Read more about this area’s rich literary tradition on these related posts:
Janice Kimball has lived at least three lives. The first was as a mother and wife. The second is as an award-winning artist and talented textiles designer. And the third – which often vies with the second – is as a writer with a very distinctive voice.
Kimball’s book Three in a Cage is an uplifting story that tackles the real meaning of family, and – except for the “translated” musings of a talking parrot – is at its heart a true account set on the shores of Lake Chapala. The author calls her style “creative non-fiction”.

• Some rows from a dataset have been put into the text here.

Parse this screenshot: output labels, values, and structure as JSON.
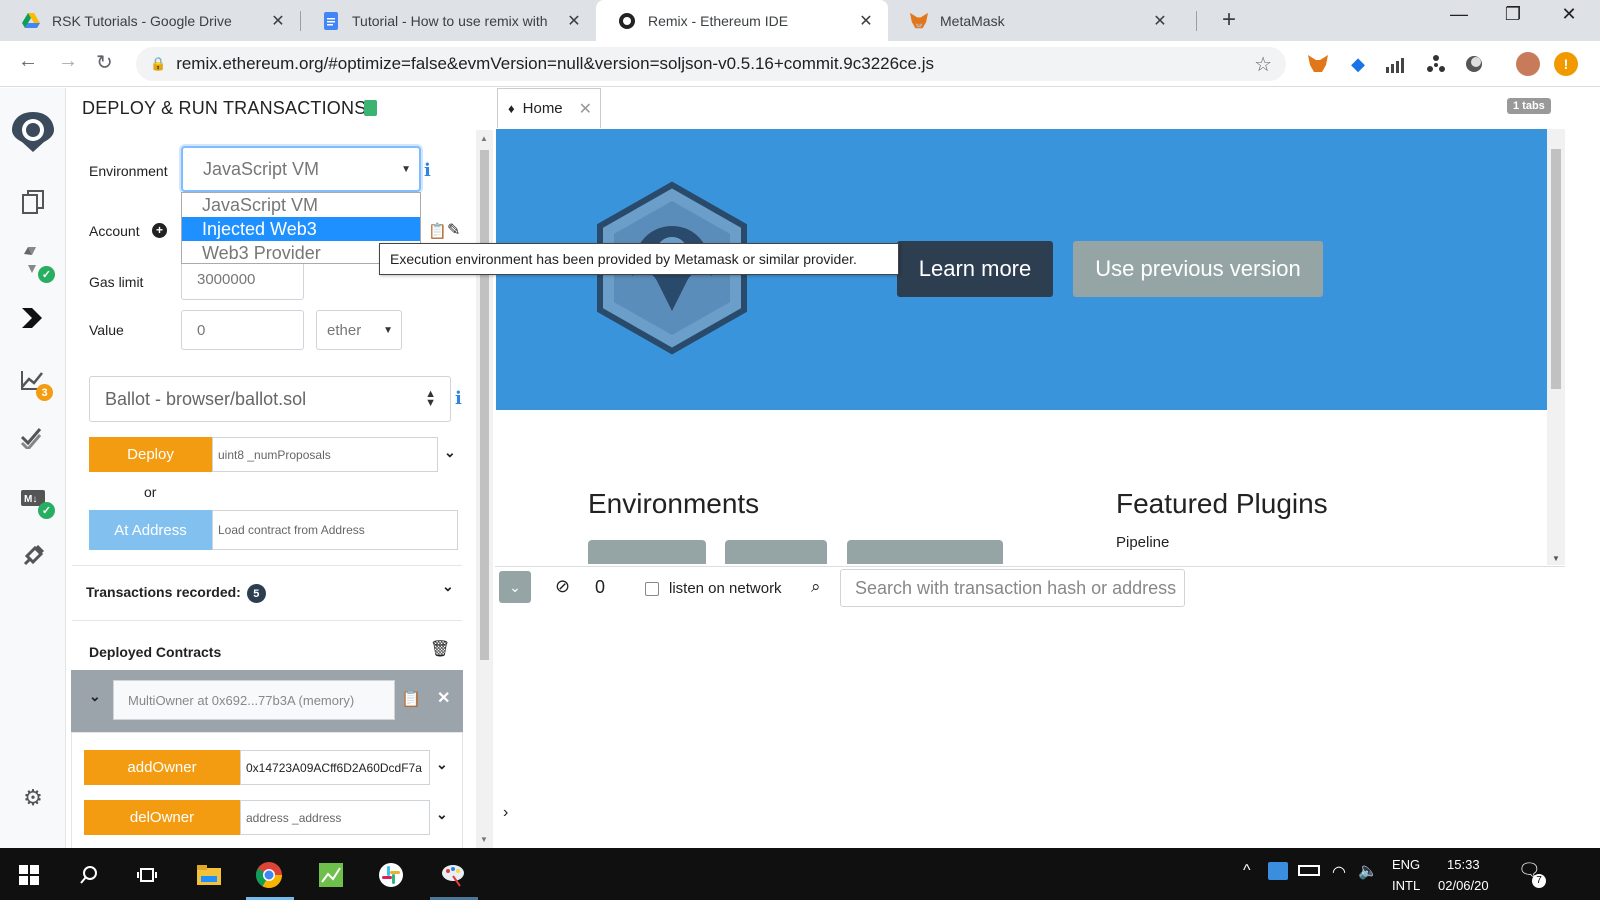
{
  "browser": {
    "tabs": [
      {
        "title": "RSK Tutorials - Google Drive",
        "icon": "google-drive-icon"
      },
      {
        "title": "Tutorial - How to use remix with",
        "icon": "google-docs-icon"
      },
      {
        "title": "Remix - Ethereum IDE",
        "icon": "remix-icon"
      },
      {
        "title": "MetaMask",
        "icon": "metamask-fox-icon"
      }
    ],
    "url": "remix.ethereum.org/#optimize=false&evmVersion=null&version=soljson-v0.5.16+commit.9c3226ce.js"
  },
  "icon_panel": {
    "items": [
      "file-explorer-icon",
      "solidity-compiler-icon",
      "deploy-run-icon",
      "analysis-icon",
      "testing-icon",
      "markdown-icon",
      "plugin-manager-icon",
      "settings-icon"
    ],
    "analysis_badge": "3"
  },
  "deploy_panel": {
    "title": "DEPLOY & RUN TRANSACTIONS",
    "environment_label": "Environment",
    "environment_value": "JavaScript VM",
    "environment_options": [
      "JavaScript VM",
      "Injected Web3",
      "Web3 Provider"
    ],
    "environment_selected_index": 1,
    "account_label": "Account",
    "gas_limit_label": "Gas limit",
    "gas_limit_value": "3000000",
    "value_label": "Value",
    "value_amount": "0",
    "value_unit": "ether",
    "contract_select": "Ballot - browser/ballot.sol",
    "deploy_label": "Deploy",
    "deploy_param_placeholder": "uint8 _numProposals",
    "or_label": "or",
    "at_address_label": "At Address",
    "at_address_placeholder": "Load contract from Address",
    "transactions_recorded_label": "Transactions recorded:",
    "transactions_recorded_count": "5",
    "deployed_contracts_label": "Deployed Contracts",
    "deployed_instance": "MultiOwner at 0x692...77b3A (memory)",
    "functions": [
      {
        "name": "addOwner",
        "param": "0x14723A09ACff6D2A60DcdF7a"
      },
      {
        "name": "delOwner",
        "param": "address _address"
      }
    ]
  },
  "tooltip": "Execution environment has been provided by Metamask or similar provider.",
  "main": {
    "editor_tab": "Home",
    "tabs_count": "1 tabs",
    "learn_more": "Learn more",
    "use_previous": "Use previous version",
    "environments_title": "Environments",
    "featured_plugins_title": "Featured Plugins",
    "featured_plugin_first": "Pipeline",
    "terminal": {
      "pending_count": "0",
      "listen_label": "listen on network",
      "search_placeholder": "Search with transaction hash or address"
    }
  },
  "taskbar": {
    "lang_top": "ENG",
    "lang_bottom": "INTL",
    "time": "15:33",
    "date": "02/06/20",
    "notification_count": "7"
  },
  "colors": {
    "banner_blue": "#3a94db",
    "accent_orange": "#f39c12",
    "dark_button": "#2c3e50",
    "selected_option": "#1e90ff"
  }
}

The tale revolves around an eclectic trio of roomates. Jani is the owner of a Mexican art studio, where she lives with native weaver Francisco and a chatty parrot named Max Bird. The story soon unfolds to reveal that they came together through happenstance, and that all three had tragic pasts.
Jani was once a self-described stalker’s wife, a woman who constantly feared for the safety of her children at their father’s hands. Her nightmares condemned her to a lifetime of insomnia and branded her with what later came to be known as post-traumatic stress.
Francisco, smuggled across the border at age fourteen to seek wages sufficient to help support his twelve younger siblings and mother back in Mexico, fell into tragic circumstances which left him a wandering, virtual amnesiac for years.
Max, an unusually articulate and insightful parrot, was kidnapped as a fledgling by poachers to be sold illegally. He has a crippled foot and clipped wings.
Together, these three attempt to build a new shared life on the ruins of their “ lost identities.” As they comfort each other and build a mutual trust, their wounds begin to heal and they become bound to each other as tightly as any family of shared blood. The route to their new lives, however, is sometimes circuitous.
This is an allegorical tale about an escape from the confines of traditional thinking which enables this earthbound trio to “fly without wings.” It’s a book to which ‘children’ aged 8 to 80 can connect equally, and its lesson is one that benefits well from Kimball’s retelling.